| What to produce |
Could you repeat the data word for word while skipping the pictures?

| Data |
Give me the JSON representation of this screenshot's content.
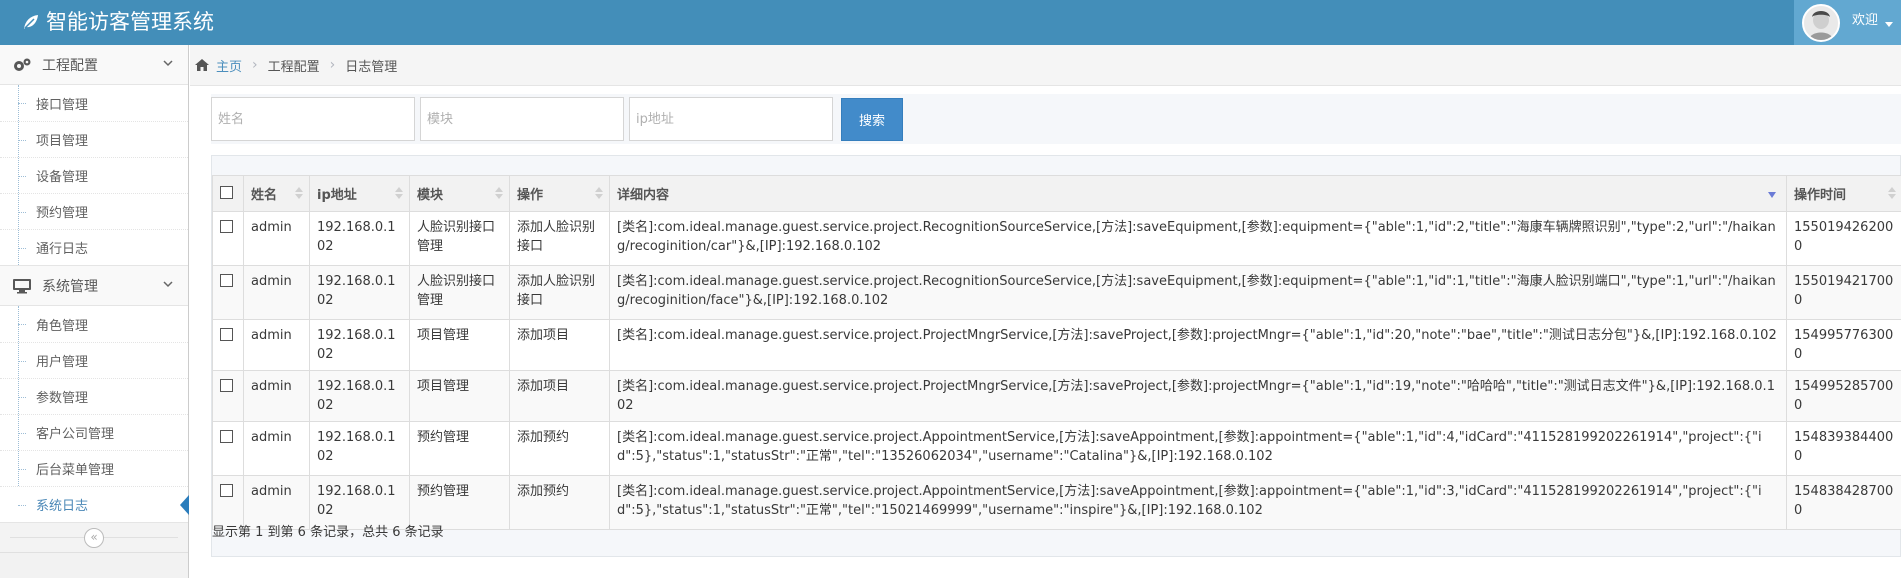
{
  "header": {
    "title": "智能访客管理系统",
    "welcome": "欢迎"
  },
  "sidebar": {
    "groups": [
      {
        "label": "工程配置",
        "icon": "gears-icon",
        "items": [
          "接口管理",
          "项目管理",
          "设备管理",
          "预约管理",
          "通行日志"
        ]
      },
      {
        "label": "系统管理",
        "icon": "desktop-icon",
        "items": [
          "角色管理",
          "用户管理",
          "参数管理",
          "客户公司管理",
          "后台菜单管理",
          "系统日志"
        ]
      }
    ],
    "active_item": "系统日志"
  },
  "breadcrumb": {
    "home": "主页",
    "level1": "工程配置",
    "level2": "日志管理"
  },
  "search": {
    "name_placeholder": "姓名",
    "module_placeholder": "模块",
    "ip_placeholder": "ip地址",
    "button": "搜索"
  },
  "table": {
    "columns": [
      "姓名",
      "ip地址",
      "模块",
      "操作",
      "详细内容",
      "操作时间"
    ],
    "rows": [
      {
        "name": "admin",
        "ip": "192.168.0.102",
        "module": "人脸识别接口管理",
        "operation": "添加人脸识别接口",
        "detail": "[类名]:com.ideal.manage.guest.service.project.RecognitionSourceService,[方法]:saveEquipment,[参数]:equipment={\"able\":1,\"id\":2,\"title\":\"海康车辆牌照识别\",\"type\":2,\"url\":\"/haikang/recoginition/car\"}&,[IP]:192.168.0.102",
        "time": "1550194262000"
      },
      {
        "name": "admin",
        "ip": "192.168.0.102",
        "module": "人脸识别接口管理",
        "operation": "添加人脸识别接口",
        "detail": "[类名]:com.ideal.manage.guest.service.project.RecognitionSourceService,[方法]:saveEquipment,[参数]:equipment={\"able\":1,\"id\":1,\"title\":\"海康人脸识别端口\",\"type\":1,\"url\":\"/haikang/recoginition/face\"}&,[IP]:192.168.0.102",
        "time": "1550194217000"
      },
      {
        "name": "admin",
        "ip": "192.168.0.102",
        "module": "项目管理",
        "operation": "添加项目",
        "detail": "[类名]:com.ideal.manage.guest.service.project.ProjectMngrService,[方法]:saveProject,[参数]:projectMngr={\"able\":1,\"id\":20,\"note\":\"bae\",\"title\":\"测试日志分包\"}&,[IP]:192.168.0.102",
        "time": "1549957763000"
      },
      {
        "name": "admin",
        "ip": "192.168.0.102",
        "module": "项目管理",
        "operation": "添加项目",
        "detail": "[类名]:com.ideal.manage.guest.service.project.ProjectMngrService,[方法]:saveProject,[参数]:projectMngr={\"able\":1,\"id\":19,\"note\":\"哈哈哈\",\"title\":\"测试日志文件\"}&,[IP]:192.168.0.102",
        "time": "1549952857000"
      },
      {
        "name": "admin",
        "ip": "192.168.0.102",
        "module": "预约管理",
        "operation": "添加预约",
        "detail": "[类名]:com.ideal.manage.guest.service.project.AppointmentService,[方法]:saveAppointment,[参数]:appointment={\"able\":1,\"id\":4,\"idCard\":\"411528199202261914\",\"project\":{\"id\":5},\"status\":1,\"statusStr\":\"正常\",\"tel\":\"13526062034\",\"username\":\"Catalina\"}&,[IP]:192.168.0.102",
        "time": "1548393844000"
      },
      {
        "name": "admin",
        "ip": "192.168.0.102",
        "module": "预约管理",
        "operation": "添加预约",
        "detail": "[类名]:com.ideal.manage.guest.service.project.AppointmentService,[方法]:saveAppointment,[参数]:appointment={\"able\":1,\"id\":3,\"idCard\":\"411528199202261914\",\"project\":{\"id\":5},\"status\":1,\"statusStr\":\"正常\",\"tel\":\"15021469999\",\"username\":\"inspire\"}&,[IP]:192.168.0.102",
        "time": "1548384287000"
      }
    ],
    "pagination_info": "显示第 1 到第 6 条记录，总共 6 条记录"
  },
  "colors": {
    "navbar": "#438eb9",
    "user_box": "#62a8d1",
    "primary_button": "#428bca",
    "active_link": "#4b88b7"
  }
}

| Solution below |
Give me the JSON representation of this screenshot's content.
{
  "header": {
    "title": "智能访客管理系统",
    "welcome": "欢迎"
  },
  "sidebar": {
    "groups": [
      {
        "label": "工程配置",
        "icon": "gears-icon",
        "items": [
          "接口管理",
          "项目管理",
          "设备管理",
          "预约管理",
          "通行日志"
        ]
      },
      {
        "label": "系统管理",
        "icon": "desktop-icon",
        "items": [
          "角色管理",
          "用户管理",
          "参数管理",
          "客户公司管理",
          "后台菜单管理",
          "系统日志"
        ]
      }
    ],
    "active_item": "系统日志"
  },
  "breadcrumb": {
    "home": "主页",
    "level1": "工程配置",
    "level2": "日志管理"
  },
  "search": {
    "name_placeholder": "姓名",
    "module_placeholder": "模块",
    "ip_placeholder": "ip地址",
    "button": "搜索"
  },
  "table": {
    "columns": [
      "姓名",
      "ip地址",
      "模块",
      "操作",
      "详细内容",
      "操作时间"
    ],
    "rows": [
      {
        "name": "admin",
        "ip": "192.168.0.102",
        "module": "人脸识别接口管理",
        "operation": "添加人脸识别接口",
        "detail": "[类名]:com.ideal.manage.guest.service.project.RecognitionSourceService,[方法]:saveEquipment,[参数]:equipment={\"able\":1,\"id\":2,\"title\":\"海康车辆牌照识别\",\"type\":2,\"url\":\"/haikang/recoginition/car\"}&,[IP]:192.168.0.102",
        "time": "1550194262000"
      },
      {
        "name": "admin",
        "ip": "192.168.0.102",
        "module": "人脸识别接口管理",
        "operation": "添加人脸识别接口",
        "detail": "[类名]:com.ideal.manage.guest.service.project.RecognitionSourceService,[方法]:saveEquipment,[参数]:equipment={\"able\":1,\"id\":1,\"title\":\"海康人脸识别端口\",\"type\":1,\"url\":\"/haikang/recoginition/face\"}&,[IP]:192.168.0.102",
        "time": "1550194217000"
      },
      {
        "name": "admin",
        "ip": "192.168.0.102",
        "module": "项目管理",
        "operation": "添加项目",
        "detail": "[类名]:com.ideal.manage.guest.service.project.ProjectMngrService,[方法]:saveProject,[参数]:projectMngr={\"able\":1,\"id\":20,\"note\":\"bae\",\"title\":\"测试日志分包\"}&,[IP]:192.168.0.102",
        "time": "1549957763000"
      },
      {
        "name": "admin",
        "ip": "192.168.0.102",
        "module": "项目管理",
        "operation": "添加项目",
        "detail": "[类名]:com.ideal.manage.guest.service.project.ProjectMngrService,[方法]:saveProject,[参数]:projectMngr={\"able\":1,\"id\":19,\"note\":\"哈哈哈\",\"title\":\"测试日志文件\"}&,[IP]:192.168.0.102",
        "time": "1549952857000"
      },
      {
        "name": "admin",
        "ip": "192.168.0.102",
        "module": "预约管理",
        "operation": "添加预约",
        "detail": "[类名]:com.ideal.manage.guest.service.project.AppointmentService,[方法]:saveAppointment,[参数]:appointment={\"able\":1,\"id\":4,\"idCard\":\"411528199202261914\",\"project\":{\"id\":5},\"status\":1,\"statusStr\":\"正常\",\"tel\":\"13526062034\",\"username\":\"Catalina\"}&,[IP]:192.168.0.102",
        "time": "1548393844000"
      },
      {
        "name": "admin",
        "ip": "192.168.0.102",
        "module": "预约管理",
        "operation": "添加预约",
        "detail": "[类名]:com.ideal.manage.guest.service.project.AppointmentService,[方法]:saveAppointment,[参数]:appointment={\"able\":1,\"id\":3,\"idCard\":\"411528199202261914\",\"project\":{\"id\":5},\"status\":1,\"statusStr\":\"正常\",\"tel\":\"15021469999\",\"username\":\"inspire\"}&,[IP]:192.168.0.102",
        "time": "1548384287000"
      }
    ],
    "pagination_info": "显示第 1 到第 6 条记录，总共 6 条记录"
  },
  "colors": {
    "navbar": "#438eb9",
    "user_box": "#62a8d1",
    "primary_button": "#428bca",
    "active_link": "#4b88b7"
  }
}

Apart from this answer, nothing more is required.